In and of itself, this might not be a bad thing, but it is happening in a world that, politically, has no idea how to respond.
In one sense, the answer is obvious: as the middle class disappears – because the jobs that support it disappear – the only thing that will allow us to maintain the sort of tranquil civilisation that we think of as normal, is a massive, government mandated redistribution of wealth.
But tell that to the 1 per cent.

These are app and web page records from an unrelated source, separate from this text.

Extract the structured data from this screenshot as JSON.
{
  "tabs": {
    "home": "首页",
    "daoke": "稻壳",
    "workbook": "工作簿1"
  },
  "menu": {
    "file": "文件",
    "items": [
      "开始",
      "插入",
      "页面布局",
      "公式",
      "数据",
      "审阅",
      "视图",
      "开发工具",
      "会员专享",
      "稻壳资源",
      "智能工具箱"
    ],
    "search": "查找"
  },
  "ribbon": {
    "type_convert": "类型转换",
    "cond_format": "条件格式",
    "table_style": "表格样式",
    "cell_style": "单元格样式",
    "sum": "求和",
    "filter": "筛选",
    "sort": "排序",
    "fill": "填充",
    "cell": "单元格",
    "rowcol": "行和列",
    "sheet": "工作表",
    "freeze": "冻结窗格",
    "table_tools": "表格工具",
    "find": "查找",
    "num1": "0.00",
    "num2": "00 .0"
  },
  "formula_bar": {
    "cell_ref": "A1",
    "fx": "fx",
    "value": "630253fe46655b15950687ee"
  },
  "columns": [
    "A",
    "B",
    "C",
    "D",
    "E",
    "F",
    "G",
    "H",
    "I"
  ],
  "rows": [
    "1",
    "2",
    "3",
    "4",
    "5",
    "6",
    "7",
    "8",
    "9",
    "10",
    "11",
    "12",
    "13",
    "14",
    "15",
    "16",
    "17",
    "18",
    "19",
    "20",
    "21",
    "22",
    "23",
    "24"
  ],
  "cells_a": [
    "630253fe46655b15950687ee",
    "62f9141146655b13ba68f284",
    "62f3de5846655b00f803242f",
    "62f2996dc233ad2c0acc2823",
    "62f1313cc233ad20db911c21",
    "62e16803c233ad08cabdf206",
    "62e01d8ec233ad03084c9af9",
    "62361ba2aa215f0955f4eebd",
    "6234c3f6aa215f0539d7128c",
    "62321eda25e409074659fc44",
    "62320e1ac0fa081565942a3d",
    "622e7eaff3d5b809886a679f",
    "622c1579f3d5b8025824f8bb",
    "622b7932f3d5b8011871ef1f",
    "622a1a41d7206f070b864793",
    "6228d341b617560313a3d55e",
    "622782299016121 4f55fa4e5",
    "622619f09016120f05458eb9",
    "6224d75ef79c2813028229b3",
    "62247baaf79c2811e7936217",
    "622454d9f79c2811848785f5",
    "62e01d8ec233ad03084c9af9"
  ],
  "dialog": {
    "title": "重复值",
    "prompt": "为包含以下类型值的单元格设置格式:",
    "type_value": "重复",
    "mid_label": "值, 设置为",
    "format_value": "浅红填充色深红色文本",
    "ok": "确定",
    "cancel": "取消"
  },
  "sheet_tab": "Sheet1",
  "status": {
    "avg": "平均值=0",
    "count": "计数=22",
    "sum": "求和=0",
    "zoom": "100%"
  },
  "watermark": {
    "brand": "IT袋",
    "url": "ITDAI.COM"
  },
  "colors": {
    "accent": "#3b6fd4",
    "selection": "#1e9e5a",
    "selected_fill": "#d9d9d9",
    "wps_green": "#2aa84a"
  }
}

Not only does their wealth insulate them from the vagaries of the world economy, it allows them to “buy” political influence and thus engineer outcomes that favour them.
Using data drawn from over 1800 different policy initiatives from 1981 to 2002, the [study concluded] that rich, well-connected individuals on the political scene now steer the direction of the country, regardless of, or even against the will of, the majority of voters.
The bottom line is we are changing the material conditions of how we produce and pay for things, but we are doing it within a political framework that increasingly reflects the interests of elites rather than the rest of us.
Thus the logic of “austerity”: we defund institutions like universal healthcare and public education rather than distribute income away from the wealthy so that we can pay for such services.
And as we defund these institutions, we are being told that they can be knocked over but that the quality of life that they enable will magically continue.
That’s simply not true. Equitable societies are built by nations committed to that goal: they don’t just emerge from the random operation of markets.
So this is the turning point we are approaching.
If we don’t manage this structural transformation, we will no longer live in the land of the fair go, but a place more like that described by economist Tyler Cowen is his book, Average is Over:
Imagine a wealthy billionaire … riding in a limousine, with open windows, through the streets of Calcutta. A lot of beggars will be competing for the attention of that billionaire, and yet probably the billionaire won’t much need the attention of the beggars … [This] is what the contemporary world is like.
So what’s it to be? A society where the majority live on the scraps tossed out the window by a passing billionaire, or an actual democracy?
If you don’t think you get to choose, then the oligarchy is already here.